Washington, DC DUI, DWI, and OWI Blog

In the constant hustle and bustle of traffic within the District of Columbia, fender benders are commonplace.  Accidents happen because people are prone to basic human error.  Nevertheless, these accidents can be stressful and often scary for some people.  As a result, people may panic and leave the scene of an accident before exchanging information or waiting on a police officer to arrive.  Those people are now not only facing an insurance claim but also a criminal conviction for Leaving After Colliding (LAC).

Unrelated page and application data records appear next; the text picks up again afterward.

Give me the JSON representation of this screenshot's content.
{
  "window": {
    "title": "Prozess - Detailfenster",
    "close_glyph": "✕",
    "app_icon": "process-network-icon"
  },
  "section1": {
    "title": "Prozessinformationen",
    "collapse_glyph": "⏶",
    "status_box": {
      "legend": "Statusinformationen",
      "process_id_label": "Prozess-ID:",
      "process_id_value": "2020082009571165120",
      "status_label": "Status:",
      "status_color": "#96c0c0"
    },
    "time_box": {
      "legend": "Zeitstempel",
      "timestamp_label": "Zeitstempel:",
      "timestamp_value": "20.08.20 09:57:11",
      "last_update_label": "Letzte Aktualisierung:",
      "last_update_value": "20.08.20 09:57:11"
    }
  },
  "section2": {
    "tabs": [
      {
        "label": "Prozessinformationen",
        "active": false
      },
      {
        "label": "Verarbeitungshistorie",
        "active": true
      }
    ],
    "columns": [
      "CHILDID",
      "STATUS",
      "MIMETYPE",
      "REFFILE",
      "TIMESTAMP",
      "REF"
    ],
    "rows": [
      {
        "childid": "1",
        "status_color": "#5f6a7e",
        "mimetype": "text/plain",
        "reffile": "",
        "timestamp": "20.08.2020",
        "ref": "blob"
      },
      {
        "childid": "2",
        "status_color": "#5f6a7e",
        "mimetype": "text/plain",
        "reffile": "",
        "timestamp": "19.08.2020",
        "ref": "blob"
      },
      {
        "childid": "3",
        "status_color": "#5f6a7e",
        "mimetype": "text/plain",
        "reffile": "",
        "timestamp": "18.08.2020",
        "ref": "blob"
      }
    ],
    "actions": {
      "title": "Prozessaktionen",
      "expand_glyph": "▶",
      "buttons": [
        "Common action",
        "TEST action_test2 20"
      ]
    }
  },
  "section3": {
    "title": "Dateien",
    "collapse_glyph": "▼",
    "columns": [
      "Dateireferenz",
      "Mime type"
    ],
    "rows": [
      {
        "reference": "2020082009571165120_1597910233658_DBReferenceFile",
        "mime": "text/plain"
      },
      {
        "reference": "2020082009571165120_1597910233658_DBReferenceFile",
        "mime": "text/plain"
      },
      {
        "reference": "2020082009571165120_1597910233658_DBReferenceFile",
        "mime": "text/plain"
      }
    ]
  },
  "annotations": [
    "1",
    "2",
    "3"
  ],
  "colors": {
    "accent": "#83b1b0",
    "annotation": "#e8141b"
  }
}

LAC arrests frequently happen in conjunction with DUI or DWI arrests.  For example, one night you are driving home after having a couple of drinks with your friends and you hit a pothole which causes you to accidently sideswipe a parked car.  After inspecting the parked car for damage and seeing that there is only a minor scratch, you continue on your way home.  Unbeknownst to you, a cop sitting on a nearby corner witnesses what happened and pulls you over.  Now, you are looking at a DUI or DWI charge and an LAC charge because you left the scene without waiting for a police officer to show up.  As reported by the Washington Post, an unfortunate example of this arose on New Year’s Eve of this year when a drunk driver hit multiple individuals and continued driving until a pole forced his vehicle to stop.  Not only was the individual charged with DUI but he was also charged with LAC.

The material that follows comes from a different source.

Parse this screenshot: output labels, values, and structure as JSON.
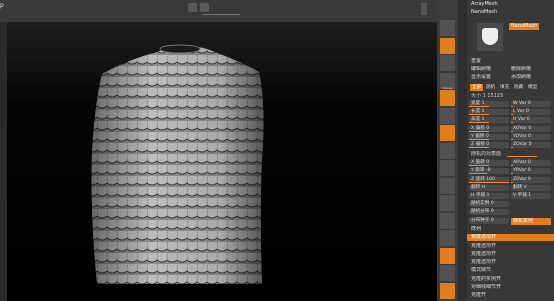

Drunk driving in Washington, DC is a crime and there is no denying that.  However, even judges will say that unlike other DC criminal offenses, people seem to think it is okay to drive drunk since everyone does, even though that is not a valid excuse.

While it may not be a valid excuse, it does seem like it might hold some truth.  According to a recent news article from the Washington Post, a DC police captain was just arrested for DUI involving an accident in SE Washington, DC.  Authorities have said the police captain is a nearly 30 year veteran of the District of Columbia Metropolitan Police Department (MPD) and was currently assigned to the Seventh District.  At the time of his arrest, he was not on duty and was driving his privately owned vehicle.  Reports indicate that the alleged drunk driving car accident occurred just before 10 p.m. on the 2300 block of Pennsylvania Avenue in Southeast Washington, DC.  The defendant allegedly crashed into another car from the rear, which caused the front vehicle to crash into another car.  One of the vehicles damaged in the crash belonged to the United States government.

Many people come in for a DUI defense consult and tell me that they know they passed the field sobriety tests, yet the cops arrested them anyway.  Before we get to what it means to pass the tests, it is important to understand what these tests are and why they matter.  

There are only three accepted and approved field sobriety tests; they make up a test battery known as the Standardized Field Sobriety Tests (SFSTs).  The National Highway Traffic Safety Administration (NHTSA) developed these tests in the 1970s at the urging of groups like Mothers Against Drunk Driving (MADD) as part of a national effort to curb drunk driving.
Prior to the development of the Standardized Field Sobriety Tests, officers would try anything they could to get people to fail, even if it was not possible to pass these tests.  For example, on the standard police form used in DUI arrests in Washington, DC, called a 163A, there was a test known as the “finger touch”.  Essentially, you would be instructed to touch your thumb and your index together and say “one” aloud.